Before you publish, it’s always a good idea to use a free plagiarism checker.
You’re writing original content. But perhaps some parts of what you write might be duplicate content or accidental plagiarism. It’s not the same as copied content, though.
If you use a plagiarism detector, you can edit or change ceratin sentences and phrases. You could even use a sentence paraphrasing tool. Then you can be sure that your content is unique.
If you are writing blog posts and articles, uniqueness is an essential factor for SEO and search engine traffic.
What is plagiarism?
Oxford Lexico defines plagiarism as the practice of taking someone else’s work or ideas and passing them off as one’s own.
Interestingly, the word derives from the Latin word plagiarius, which means kidnapper.
Meridian-Webster gives two definitions of the verb to plagiarize.
1. To steal and pass off (the ideas or words of another) as one’s own : use (another’s production) without crediting the source.
2. To commit literary theft : present as new and original an idea or product derived from an existing source.
I’m sure that these definitions don’t apply to you.
If you do happen to plagiarize content, it is usually by accident and only for phrases that are frequently used.
However, you can avoid plagiarism, even this possibility by checking your new texts with plagiarism tools.
But there are those who still cheat. So a plagiarism detecting tool can help you track down anyone who might have copied your already published content.
Some time ago, I came across a blatant case of plagiarism by one blogger. He had copied not only an entire text but also the images. A plagiarism checker quickly brought the errant blogger undone.
How to detect plagiarism
The easiest way, of course, is to use online tools.
It is a good habit if you are a freelance writer, content article writer, or blogger.
There are a lot of paid and free online plagiarism checkers. Which one you decide to use will depend on your needs.

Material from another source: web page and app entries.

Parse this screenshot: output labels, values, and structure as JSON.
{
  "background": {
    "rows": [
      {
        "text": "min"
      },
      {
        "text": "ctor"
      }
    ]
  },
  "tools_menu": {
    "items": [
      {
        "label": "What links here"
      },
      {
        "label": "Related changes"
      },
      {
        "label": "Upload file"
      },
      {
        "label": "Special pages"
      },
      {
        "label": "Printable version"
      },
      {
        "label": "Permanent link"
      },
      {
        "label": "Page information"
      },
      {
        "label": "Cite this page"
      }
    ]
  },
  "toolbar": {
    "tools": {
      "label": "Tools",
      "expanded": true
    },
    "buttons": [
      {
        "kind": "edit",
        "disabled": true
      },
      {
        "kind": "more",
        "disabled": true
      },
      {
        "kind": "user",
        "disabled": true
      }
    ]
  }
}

Free tools are ideal for short texts up to 1,000 – 2,000 words. If you are writing a novel, a research paper, or academic paper, you might need to look at a premium tool.
But you have a few good choices for a free checker that can deliver reasonably accurate results.

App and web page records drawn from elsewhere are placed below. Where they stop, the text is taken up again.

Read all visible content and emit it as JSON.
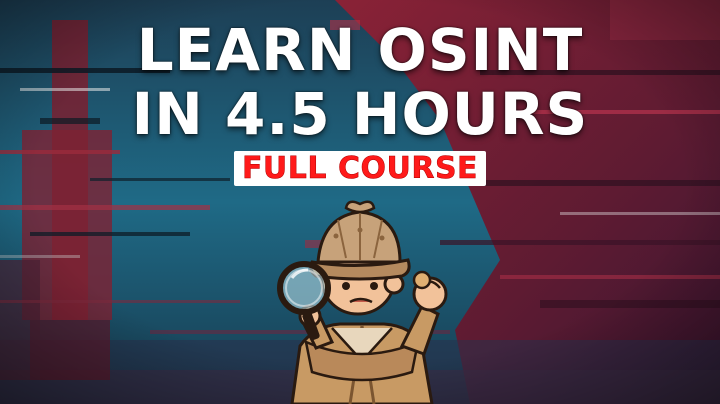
{
  "thumbnail": {
    "title_line_1": "LEARN OSINT",
    "title_line_2": "IN 4.5 HOURS",
    "subtitle": "FULL COURSE",
    "mascot_icon": "detective-with-magnifying-glass-icon",
    "colors": {
      "title": "#ffffff",
      "subtitle": "#ff1a1a",
      "background_teal": "#1f5a73",
      "background_red": "#7a1f33",
      "mascot_coat": "#c89a64",
      "mascot_hat": "#c7a27a"
    }
  }
}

5 Best free plagiarism checkers
I tested over 25 of the most popular checkers you can find using a Google search.
For each one, I used two texts—one of 500 words and a second of 1,500 words.
One text is published, so a detector should find a high degree of copied content. The second text is unpublished, so it should show almost no plagiarized content.

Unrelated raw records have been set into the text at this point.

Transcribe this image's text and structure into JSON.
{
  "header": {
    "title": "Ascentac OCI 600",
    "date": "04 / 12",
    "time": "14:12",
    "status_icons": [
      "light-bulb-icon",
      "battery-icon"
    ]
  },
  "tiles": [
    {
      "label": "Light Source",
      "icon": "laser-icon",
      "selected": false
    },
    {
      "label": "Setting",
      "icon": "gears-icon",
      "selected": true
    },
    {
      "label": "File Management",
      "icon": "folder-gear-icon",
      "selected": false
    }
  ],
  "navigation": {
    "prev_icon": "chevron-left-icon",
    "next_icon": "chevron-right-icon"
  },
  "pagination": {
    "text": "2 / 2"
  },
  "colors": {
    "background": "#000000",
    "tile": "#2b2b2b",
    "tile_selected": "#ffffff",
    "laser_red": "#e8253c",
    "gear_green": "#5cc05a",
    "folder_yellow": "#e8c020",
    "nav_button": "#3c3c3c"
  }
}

Except for Grammarly and Prowritingaid, all of the tools I tested were free to use.
But many of the tools I tested failed to be useful or, indeed, failed to provide a result. Most were using the Grammarly API and limiting the results.
A lot of sites were clearly using free checkers as a way to market other products and services. They asked for an email address before delivering a result.
But there was a handful that performed well so you can check for plagiarism without any obligation.
1. Grammarly & Prowritingaid (Free with your subscription)
I have to start with Grammarly. So many writers use it now to do a thorough grammar check.
If you are already a premium user, high-quality plagiarism checking is included for free in your subscription.
But the Grammarly plagiarism checker is not obvious to find. So you may have missed it.
I had been using Grammarly for months before I noticed it, so maybe you should check.
You can find the tool button in the very bottom right-hand corner of your online or desktop editor screen.
It’s small, so you need to know where it is hiding.
But once you find it, the results of a check will only take a few seconds. And it will be extremely accurate.
Without a doubt, Grammarly is the best plagiarism checker you will find, anywhere.
For users of Prowritingaid, you also have a plagiarism checker included in your subscription too.
Like Grammarly, the button for the report is not on the main menu. You need to go to More Reports, and then to the bottom of the dropdown menu.
The report runs quickly and it is highly accurate with no word count limitations.
2. Small SEO Tools (Free)
For a free checker, the Small SEO Tools checker worked quite well.
It is limited to 1,000 words per check. But if you copy and paste your text in chunks, you can check a longer document.
I had no problem conducting a few tests in succession.
What I liked best was that it gave me the matched sources.
The text I used was an article I wrote some time ago.
The results accurately found the web page address for three locations where it was published. On my site, Medium, and one other site where it was published with my permission.
3. EduBirdie (Free)
When I checked my two texts with EduBirdie, the results were quite fast and very accurate.
Not only that, but it accepted my longer text with no restriction with the free tool.
It found instances of my published text and gave me a friendly popup to tell me so.
If you want a quick, easy, and reliable plagiarism checker, free of course, then this might be the best one for you.
4. Search Engine Reports (Free)
It might not sound like a name you would associate with checking your content for originality.
But the checker on Search Engine Reports is very good indeed. However, expect it to take a minute or so for your results.
But it has a generous limit of 2,000 words, so it easily handled both of my texts. I also like the report table.
It breaks down your text into unique and original sentences.
That’s a great way to check every sentence in your text. Then you can re-write any that appear anywhere else.
5. Quetext (Free)
When I tested the free version of Quetext, it processed both of my test documents.
However, for the longer text, it only checked the first 500 words.
It was a little slow at about 30 seconds to give the results. However, the results were reasonably accurate.
5 More free online checkers
The following five plagiarism checkers are worth a look.
They are all very much the same and are quite limited. But you can do a quick check of short texts.
Most of them are using API access to Grammarly or similar, so they are limited to a very short word or character limit.
The results might be helpful. But they are certainly not as accurate as the first five checkers in the list above.
Some require your email address, so use them only if you are happy to do so.
Which one is the best free plagiarism checker?
In researching this article, I tried and tested more than 25 plagiarism checkers.
Most of them performed very badly, poorly, or not at all. A lot of them are simply hooks for paid writing and essay services, so don’t waste your time.
There are many paid checkers available. But they are all attached to premium grammar checkers. It is not worth paying for these if you already have a grammar or writing checker.
In the end, after hours of testing, I can only honestly recommend the first five options I listed above.
If you already have a Grammarly or Prowritingaid subscription, you have access to the best. You have no limitations, and the results are fast, accurate, and reliable.
For a totally free option, EduBirdie is miles ahead of the rest. It has a generous word limit, and the results are very good. I think it is an ideal plagiarism checker for students.
But I would give second place to Search Engine Reports for a free check.
Then there are the rest.
Should you check your writing for plagiarism? Yes, of course, you should.
But make sure you are using a reliable tool to do so.